### PROBLEM DESCRIPTION:
Note every line in the entries that contains the string "рабочих", and copy it.

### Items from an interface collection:
Content starts
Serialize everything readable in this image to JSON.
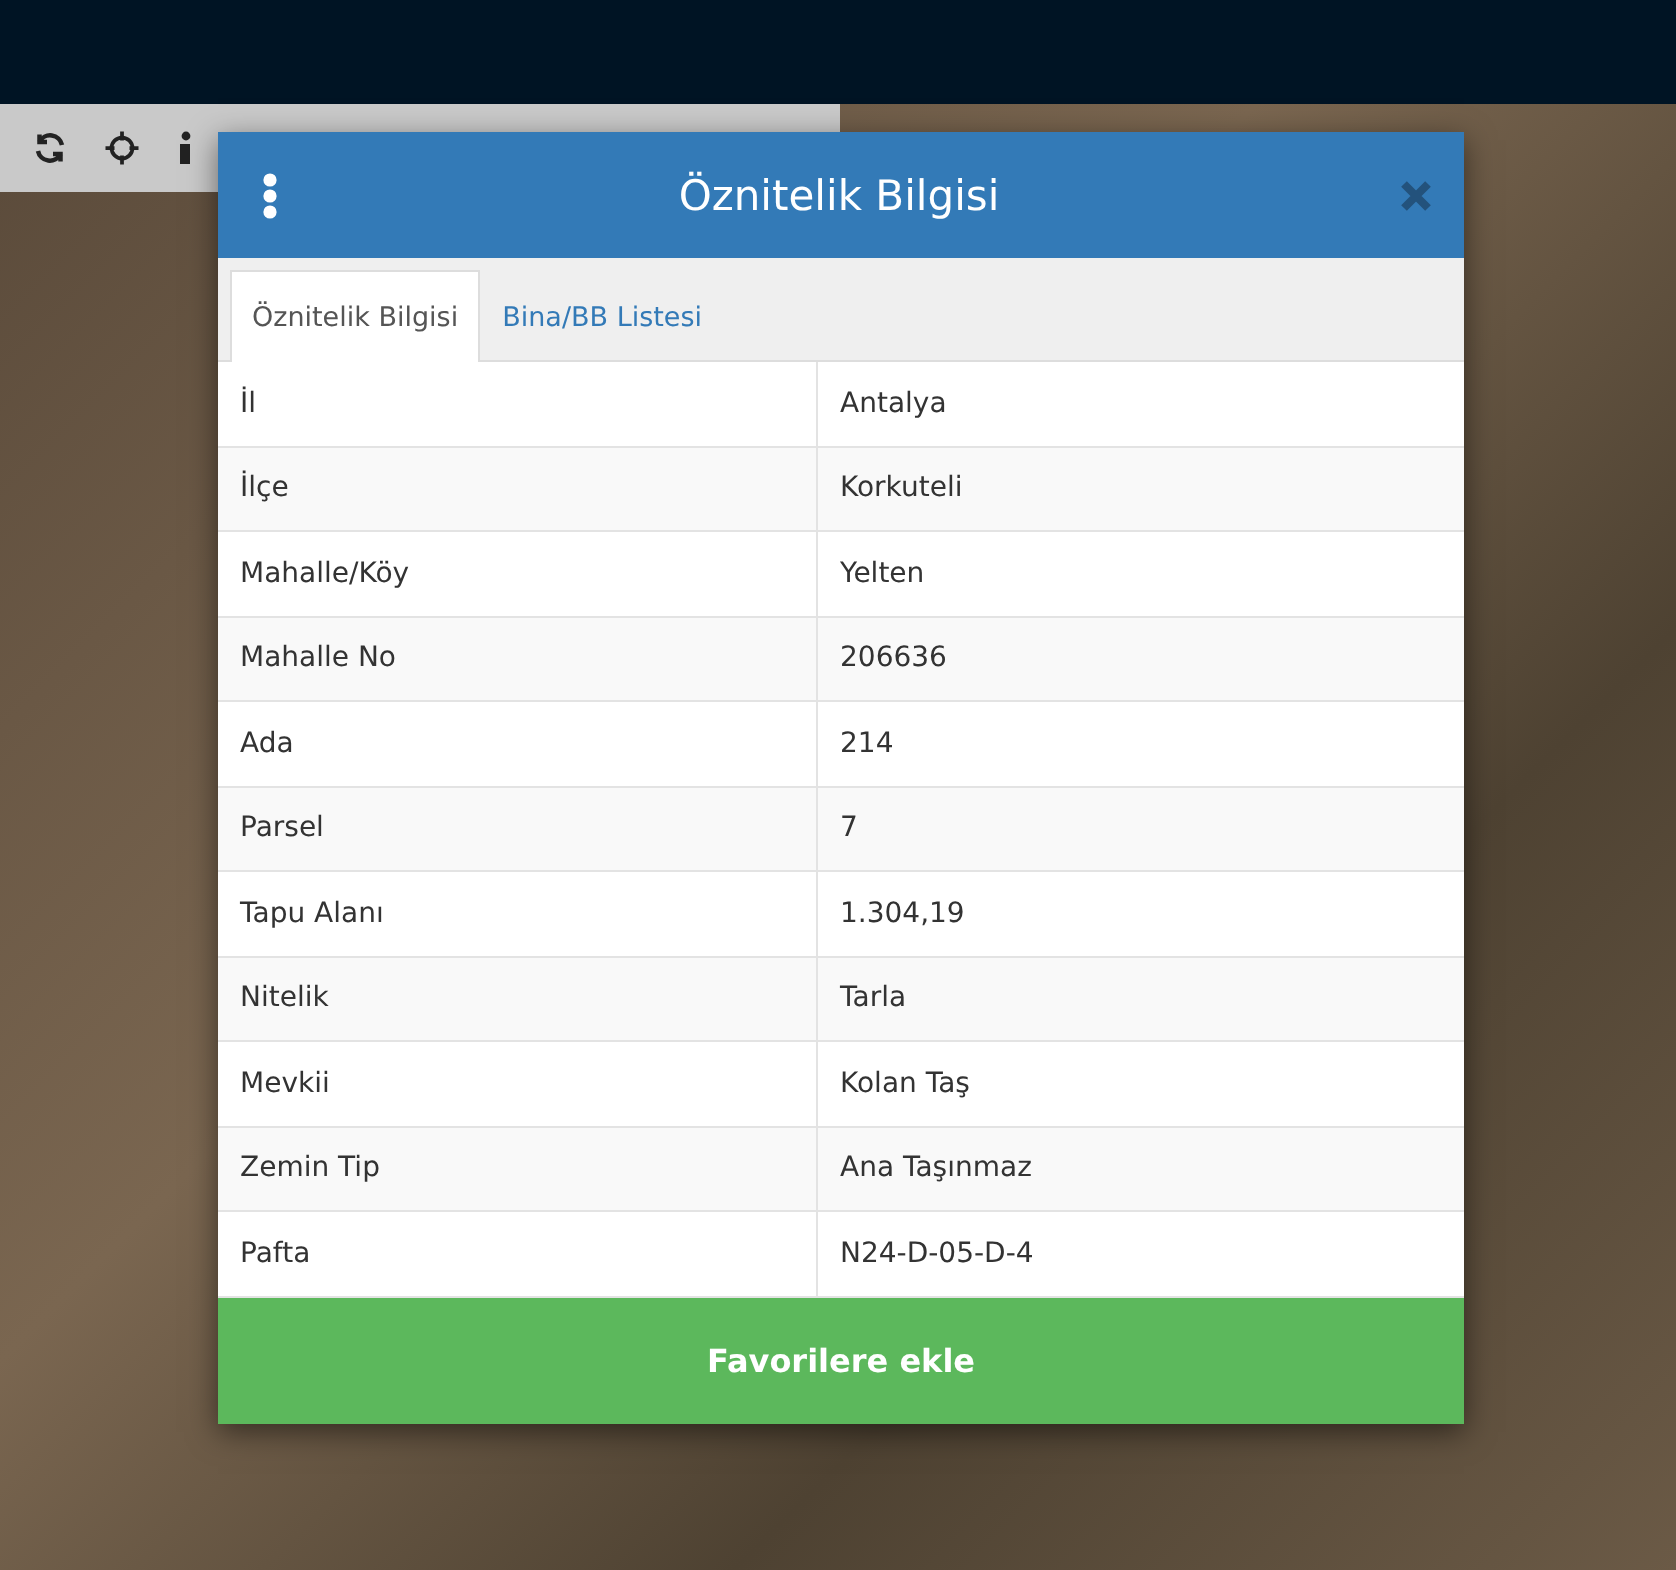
{
  "dialog": {
    "title": "Öznitelik Bilgisi",
    "tabs": [
      {
        "label": "Öznitelik Bilgisi",
        "selected": true
      },
      {
        "label": "Bina/BB Listesi",
        "selected": false
      }
    ],
    "rows": [
      {
        "label": "İl",
        "value": "Antalya"
      },
      {
        "label": "İlçe",
        "value": "Korkuteli"
      },
      {
        "label": "Mahalle/Köy",
        "value": "Yelten"
      },
      {
        "label": "Mahalle No",
        "value": "206636"
      },
      {
        "label": "Ada",
        "value": "214"
      },
      {
        "label": "Parsel",
        "value": "7"
      },
      {
        "label": "Tapu Alanı",
        "value": "1.304,19"
      },
      {
        "label": "Nitelik",
        "value": "Tarla"
      },
      {
        "label": "Mevkii",
        "value": "Kolan Taş"
      },
      {
        "label": "Zemin Tip",
        "value": "Ana Taşınmaz"
      },
      {
        "label": "Pafta",
        "value": "N24-D-05-D-4"
      }
    ],
    "button": "Favorilere ekle"
  }
}
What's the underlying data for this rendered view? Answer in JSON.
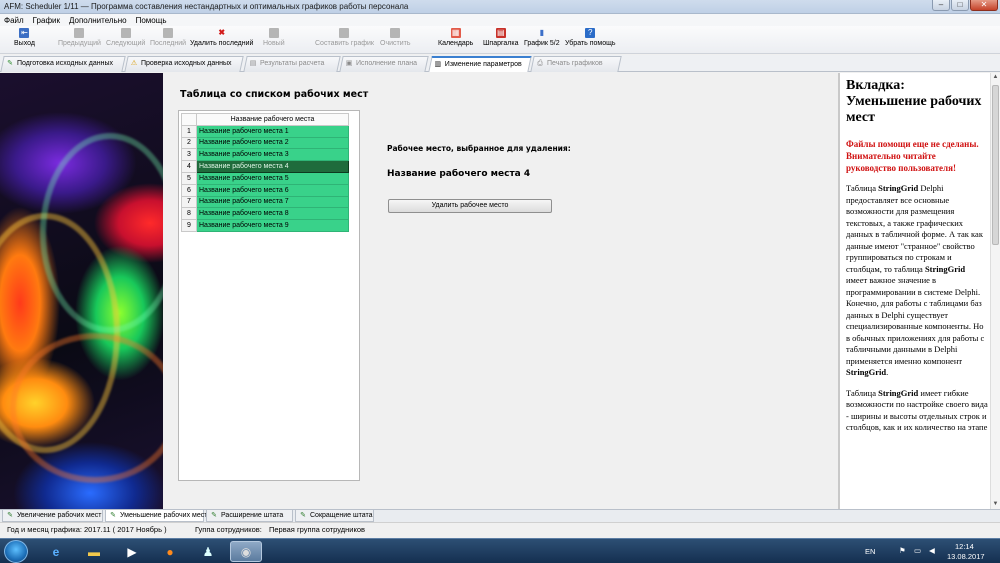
{
  "window": {
    "title": "AFM: Scheduler 1/11 — Программа составления  нестандартных и оптимальных графиков работы персонала",
    "buttons": [
      "–",
      "□",
      "✕"
    ]
  },
  "menu": [
    "Файл",
    "График",
    "Дополнительно",
    "Помощь"
  ],
  "toolbar": {
    "items": [
      {
        "label": "Выход",
        "icon": "exit-icon"
      },
      {
        "label": "Предыдущий",
        "icon": "previous-icon",
        "enabled": false
      },
      {
        "label": "Следующий",
        "icon": "next-icon",
        "enabled": false
      },
      {
        "label": "Последний",
        "icon": "last-icon",
        "enabled": false
      },
      {
        "label": "Удалить последний",
        "icon": "delete-x-icon"
      },
      {
        "label": "Новый",
        "icon": "new-icon",
        "enabled": false
      },
      {
        "label": "Составить график",
        "icon": "build-icon",
        "enabled": false
      },
      {
        "label": "Очистить",
        "icon": "clear-icon",
        "enabled": false
      },
      {
        "label": "Календарь",
        "icon": "calendar-icon"
      },
      {
        "label": "Шпаргалка",
        "icon": "pdf-icon"
      },
      {
        "label": "График 5/2",
        "icon": "bar-chart-icon"
      },
      {
        "label": "Убрать помощь",
        "icon": "help-icon"
      }
    ]
  },
  "tabs": [
    "Подготовка исходных данных",
    "Проверка исходных данных",
    "Результаты расчета",
    "Исполнение плана",
    "Изменение параметров",
    "Печать графиков"
  ],
  "active_tab": "Изменение параметров",
  "panel": {
    "heading": "Таблица со списком рабочих мест",
    "grid": {
      "header": "Название рабочего места",
      "rows": [
        {
          "num": "1",
          "name": "Название рабочего места 1"
        },
        {
          "num": "2",
          "name": "Название рабочего места 2"
        },
        {
          "num": "3",
          "name": "Название рабочего места 3"
        },
        {
          "num": "4",
          "name": "Название рабочего места 4"
        },
        {
          "num": "5",
          "name": "Название рабочего места 5"
        },
        {
          "num": "6",
          "name": "Название рабочего места 6"
        },
        {
          "num": "7",
          "name": "Название рабочего места 7"
        },
        {
          "num": "8",
          "name": "Название рабочего места 8"
        },
        {
          "num": "9",
          "name": "Название рабочего места 9"
        }
      ],
      "selected_row": "4"
    },
    "selected_label": "Рабочее место, выбранное для удаления:",
    "selected_value": "Название рабочего места 4",
    "delete_button": "Удалить рабочее место"
  },
  "help": {
    "title": "Вкладка: Уменьшение рабочих мест",
    "warning": "Файлы помощи еще не сделаны. Внимательно читайте руководство пользователя!",
    "p1": [
      "Таблица ",
      "StringGrid",
      " Delphi предоставляет все основные возможности для размещения текстовых, а также графических данных в табличной форме. А так как данные имеют \"странное\" свойство группироваться по строкам и столбцам, то таблица ",
      "StringGrid",
      " имеет важное значение в программировании в системе Delphi. Конечно, для работы с таблицами баз данных в Delphi существует специализированные компоненты. Но в обычных приложениях для работы с табличными данными в Delphi применяется именно компонент ",
      "StringGrid"
    ],
    "p2": [
      "Таблица ",
      "StringGrid",
      " имеет гибкие возможности по настройке своего вида - ширины и высоты отдельных строк и столбцов, как и их количество на этапе"
    ]
  },
  "bottom_tabs": [
    "Увеличение рабочих мест",
    "Уменьшение рабочих мест",
    "Расширение штата",
    "Сокращение штата"
  ],
  "active_bottom_tab": "Уменьшение рабочих мест",
  "status": {
    "month_label": "Год и месяц графика:",
    "month_value": "2017.11   ( 2017  Ноябрь )",
    "group_label": "Гуппа сотрудников:",
    "group_value": "Первая группа сотрудников"
  },
  "taskbar": {
    "lang": "EN",
    "time": "12:14",
    "date": "13.08.2017"
  },
  "colors": {
    "grid_row": "#39d28a",
    "grid_row_selected": "#1f6b3c",
    "help_warning": "#d01010",
    "active_tab_accent": "#3a7fd0"
  }
}
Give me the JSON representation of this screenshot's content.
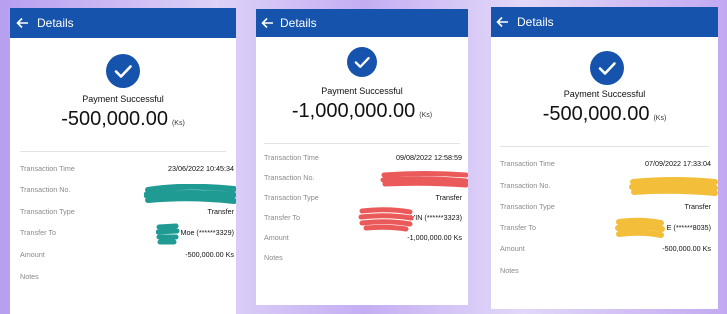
{
  "colors": {
    "header_bg": "#1553ad",
    "check_bg": "#1553ad",
    "redact_teal": "#1f9b94",
    "redact_red": "#ea5a5a",
    "redact_yellow": "#f3bf3a"
  },
  "icons": {
    "back": "arrow-left-icon",
    "success": "check-circle-icon"
  },
  "screens": [
    {
      "header_title": "Details",
      "status": "Payment Successful",
      "amount": "-500,000.00",
      "currency": "(Ks)",
      "rows": {
        "time_label": "Transaction Time",
        "time_value": "23/06/2022 10:45:34",
        "no_label": "Transaction No.",
        "type_label": "Transaction Type",
        "type_value": "Transfer",
        "to_label": "Transfer To",
        "to_value": "Moe (******3329)",
        "amount_label": "Amount",
        "amount_value": "-500,000.00 Ks",
        "notes_label": "Notes"
      }
    },
    {
      "header_title": "Details",
      "status": "Payment Successful",
      "amount": "-1,000,000.00",
      "currency": "(Ks)",
      "rows": {
        "time_label": "Transaction Time",
        "time_value": "09/08/2022 12:58:59",
        "no_label": "Transaction No.",
        "type_label": "Transaction Type",
        "type_value": "Transfer",
        "to_label": "Transfer To",
        "to_value": "YIN (******3323)",
        "amount_label": "Amount",
        "amount_value": "-1,000,000.00 Ks",
        "notes_label": "Notes"
      }
    },
    {
      "header_title": "Details",
      "status": "Payment Successful",
      "amount": "-500,000.00",
      "currency": "(Ks)",
      "rows": {
        "time_label": "Transaction Time",
        "time_value": "07/09/2022 17:33:04",
        "no_label": "Transaction No.",
        "type_label": "Transaction Type",
        "type_value": "Transfer",
        "to_label": "Transfer To",
        "to_value": "E (******8035)",
        "amount_label": "Amount",
        "amount_value": "-500,000.00 Ks",
        "notes_label": "Notes"
      }
    }
  ]
}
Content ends
### ANSWER TO THIS TASK:
    "heading": "Таблица со списком рабочих мест",
    "title": "Вкладка: Уменьшение рабочих мест",
    "Увеличение рабочих мест",
    "Уменьшение рабочих мест",
  "active_bottom_tab": "Уменьшение рабочих мест",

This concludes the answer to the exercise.